1944. Starring Fred MacMurray, Barbara Stanwyck, Edward G. Robinson. Directed by Billy Wilder.
“I couldn’t hear my own footsteps.” So says Walter Neff, who has just sold his soul. But you have to admit, it was a pretty good sale – as an insurance agent, he knew how the accident policy would pay off, even “double indemnity” if the person named in the policy died in certain circumstances, such as an unlikely fall from a train. And with the help of the unhappy wife, he was in the position to make that unlikely accident occur exactly by plan.
This sounds like it was all his idea. The significance of Billy Wilder’s “Double Indemnity” is in the quintessential portrayal of the manipulative beauty, a film noir staple. Walter Neff arrives at Phyllis Dietrichson’s home full of smarmy confidence and snarky comments, but he’s the fly coming to rest on the spiderweb.

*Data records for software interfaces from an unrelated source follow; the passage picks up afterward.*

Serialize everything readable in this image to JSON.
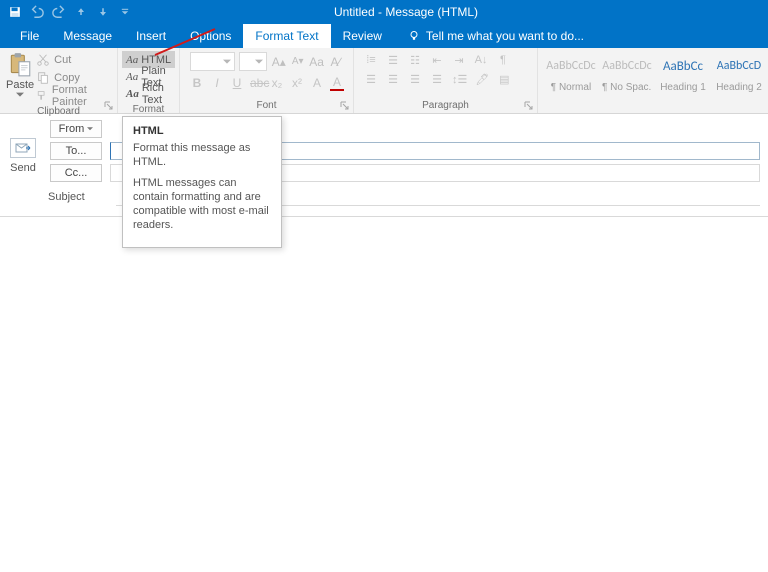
{
  "titlebar": {
    "title": "Untitled - Message (HTML)"
  },
  "tabs": {
    "file": "File",
    "message": "Message",
    "insert": "Insert",
    "options": "Options",
    "format_text": "Format Text",
    "review": "Review",
    "tell_me": "Tell me what you want to do..."
  },
  "ribbon": {
    "clipboard": {
      "label": "Clipboard",
      "paste": "Paste",
      "cut": "Cut",
      "copy": "Copy",
      "format_painter": "Format Painter"
    },
    "format": {
      "label": "Format",
      "html": "HTML",
      "plain": "Plain Text",
      "rich": "Rich Text"
    },
    "font": {
      "label": "Font"
    },
    "paragraph": {
      "label": "Paragraph"
    },
    "styles": {
      "items": [
        {
          "preview": "AaBbCcDc",
          "name": "¶ Normal"
        },
        {
          "preview": "AaBbCcDc",
          "name": "¶ No Spac..."
        },
        {
          "preview": "AaBbCc",
          "name": "Heading 1"
        },
        {
          "preview": "AaBbCcD",
          "name": "Heading 2"
        }
      ]
    }
  },
  "tooltip": {
    "title": "HTML",
    "line1": "Format this message as HTML.",
    "line2": "HTML messages can contain formatting and are compatible with most e-mail readers."
  },
  "compose": {
    "send": "Send",
    "from": "From",
    "to": "To...",
    "cc": "Cc...",
    "subject_label": "Subject",
    "su_marker": "Su"
  }
}
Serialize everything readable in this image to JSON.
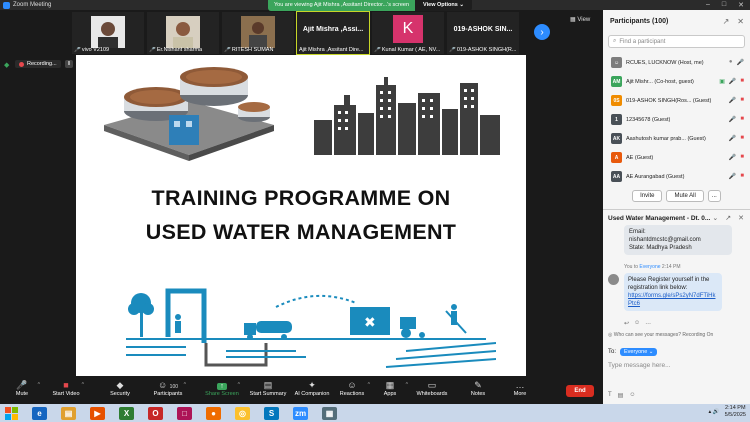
{
  "window": {
    "title": "Zoom Meeting",
    "controls": [
      "–",
      "□",
      "✕"
    ]
  },
  "share_banner": {
    "message": "You are viewing Ajit Mishra ,Assitant Director...'s screen",
    "options_label": "View Options ⌄"
  },
  "thumbnails": [
    {
      "name": "vivo V2109",
      "type": "photo"
    },
    {
      "name": "Er.Nishant sharma",
      "type": "photo"
    },
    {
      "name": "RITESH SUMAN",
      "type": "photo"
    },
    {
      "name": "Ajit Mishra ,Assitant Dire...",
      "title": "Ajit Mishra ,Assi...",
      "type": "name",
      "active": true
    },
    {
      "name": "Kunal Kumar ( AE, NV...",
      "avatar_letter": "K",
      "type": "avatar"
    },
    {
      "name": "019-ASHOK SINGH(R...",
      "title": "019-ASHOK SIN...",
      "type": "name"
    }
  ],
  "view_label": "View",
  "recording": {
    "label": "Recording...",
    "pause": "II",
    "stop": "■"
  },
  "slide": {
    "title_line1": "TRAINING PROGRAMME ON",
    "title_line2": "USED WATER MANAGEMENT"
  },
  "participants": {
    "header": "Participants (100)",
    "search_placeholder": "Find a participant",
    "list": [
      {
        "initials": "",
        "name": "RCUES, LUCKNOW (Host, me)",
        "color": "#7d7d7d"
      },
      {
        "initials": "AM",
        "name": "Ajit Mishr... (Co-host, guest)",
        "color": "#3ba55c"
      },
      {
        "initials": "0S",
        "name": "019-ASHOK SINGH(Ros... (Guest)",
        "color": "#f08c00"
      },
      {
        "initials": "1",
        "name": "12345678 (Guest)",
        "color": "#495057"
      },
      {
        "initials": "AK",
        "name": "Aashutosh kumar prab... (Guest)",
        "color": "#495057"
      },
      {
        "initials": "A",
        "name": "AE (Guest)",
        "color": "#e8590c"
      },
      {
        "initials": "AA",
        "name": "AE Aurangabad (Guest)",
        "color": "#495057"
      }
    ],
    "invite_label": "Invite",
    "mute_all_label": "Mute All",
    "more_label": "..."
  },
  "chat": {
    "header": "Used Water Management - Dt. 0...",
    "message1": {
      "lines": [
        "Email:",
        "nishantdmcstc@gmail.com",
        "State: Madhya Pradesh"
      ]
    },
    "meta": {
      "prefix": "You to",
      "to": "Everyone",
      "time": "2:14 PM"
    },
    "message2": {
      "text": "Please Register yourself in the registration link below:",
      "link": "https://forms.gle/sPs2yN7dFTiHkPtc6"
    },
    "who_can_see": "Who can see your messages? Recording On",
    "to_label": "To:",
    "to_value": "Everyone ⌄",
    "input_placeholder": "Type message here..."
  },
  "toolbar": {
    "mute": "Mute",
    "stop_video": "Start Video",
    "security": "Security",
    "participants": "Participants",
    "participants_count": "100",
    "share": "Share Screen",
    "summary": "Start Summary",
    "ai": "AI Companion",
    "reactions": "Reactions",
    "apps": "Apps",
    "whiteboards": "Whiteboards",
    "notes": "Notes",
    "more": "More",
    "end": "End"
  },
  "taskbar": {
    "time": "2:14 PM",
    "date": "5/5/2025"
  },
  "colors": {
    "zoom_blue": "#2d8cff",
    "share_green": "#3ba55c",
    "end_red": "#d92d20",
    "water_blue": "#1a8bbd"
  }
}
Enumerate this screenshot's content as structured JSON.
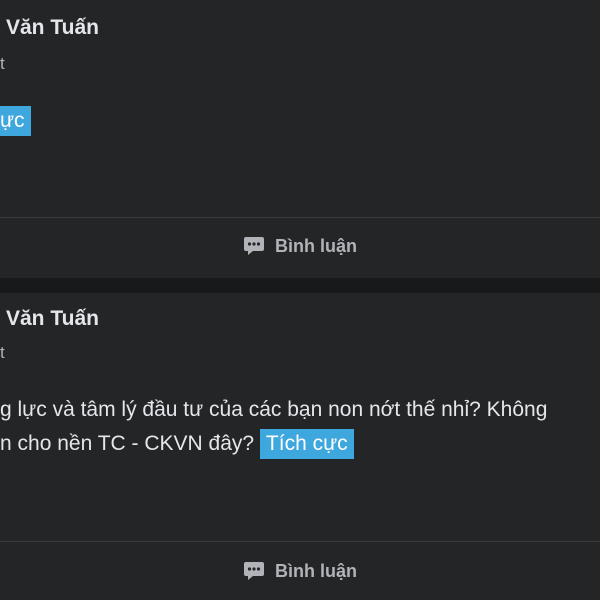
{
  "posts": [
    {
      "author": "Văn Tuấn",
      "meta": "t",
      "lines": [],
      "tag": "ực",
      "action_label": "Bình luận",
      "action_icon": "comment-icon"
    },
    {
      "author": "Văn Tuấn",
      "meta": "t",
      "lines": [
        "g lực và tâm lý đầu tư của các bạn non nớt thế nhỉ? Không",
        "n cho nền TC - CKVN đây?"
      ],
      "tag": "Tích cực",
      "action_label": "Bình luận",
      "action_icon": "comment-icon"
    }
  ],
  "colors": {
    "background": "#18191a",
    "card": "#242526",
    "tag": "#3ea7dd",
    "text": "#e4e6eb",
    "muted": "#b0b3b8"
  }
}
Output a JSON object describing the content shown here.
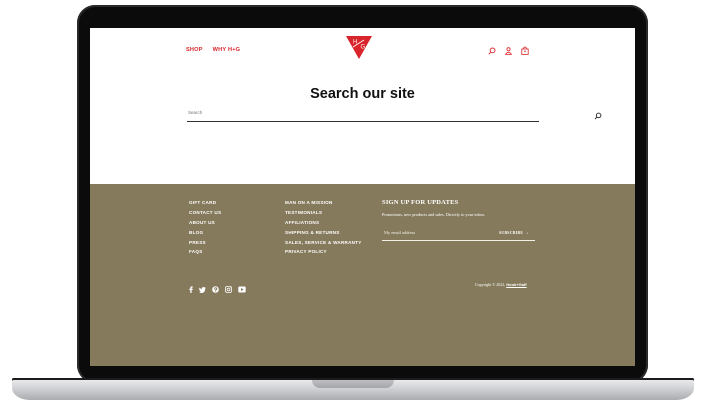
{
  "header": {
    "nav": [
      "SHOP",
      "WHY H+G"
    ],
    "logo_text": [
      "H",
      "G"
    ],
    "icons": [
      "search-icon",
      "account-icon",
      "cart-icon"
    ],
    "brand_color": "#d8242a"
  },
  "main": {
    "title": "Search our site",
    "search_placeholder": "Search"
  },
  "footer": {
    "background": "#857a5c",
    "col1": [
      "GIFT CARD",
      "CONTACT US",
      "ABOUT US",
      "BLOG",
      "PRESS",
      "FAQS"
    ],
    "col2": [
      "MAN ON A MISSION",
      "TESTIMONIALS",
      "AFFILIATIONS",
      "SHIPPING & RETURNS",
      "SALES, SERVICE & WARRANTY",
      "PRIVACY POLICY"
    ],
    "signup_title": "SIGN UP FOR UPDATES",
    "signup_text": "Promotions, new products and sales. Directly to your inbox.",
    "email_placeholder": "My email address",
    "subscribe_label": "SUBSCRIBE",
    "subscribe_arrow": "›",
    "social_icons": [
      "facebook-icon",
      "twitter-icon",
      "pinterest-icon",
      "instagram-icon",
      "youtube-icon"
    ],
    "copyright_prefix": "Copyright © 2022,",
    "copyright_brand": "Hook+Gaff"
  }
}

Wilder casts Fred MacMurray as the smooth Walter Neff – and for those who don’t remember My Three Sons, it would be like casting Ray Romano today – against noir veteran Barbara Stanwyck, who plays Mrs. Dietrichson like a cold straight razor. MacMurray rises to the level of his co-stars, including Edward G. Robinson as his boss, his best friend, and the hardest-working insurance adjuster ever.
Based on a story by James M. Cain, adapted by Raymond Chandler, it’s comprised of all the best of film noir: shadowy sets, sharp dialogue and bitter conclusions. MacMurray sounds like he’s threatening Stanwyck when he calls her “Baby.” They certainly don’t love each other but, as he repeatedly says, they’re on the trolley together until the end. Last stop is the cemetery.
There are so many great scenes in Double Indemnity: Stanwyck wearing sunglasses at the grocery store meeting place; Robinson nearly catching the two together; MacMurray lighting Robinson’s cigars; the ankle bracelet; the little moment after the perfect crime when the car won’t start.
Wilder has the story narrated by MacMurray, recording his confession to Robinson in the empty office, despite an obvious bloodstain growing on the lapel of his jacket. I’ve wondered why MacMurray spends all night building his own gallows instead of making a run for the border. Maybe it’s a last chance for redemption, telling the truth to the one person who believed in him. Or maybe he just wants to brag about how he almost got away with it.
That’ll tear it. . .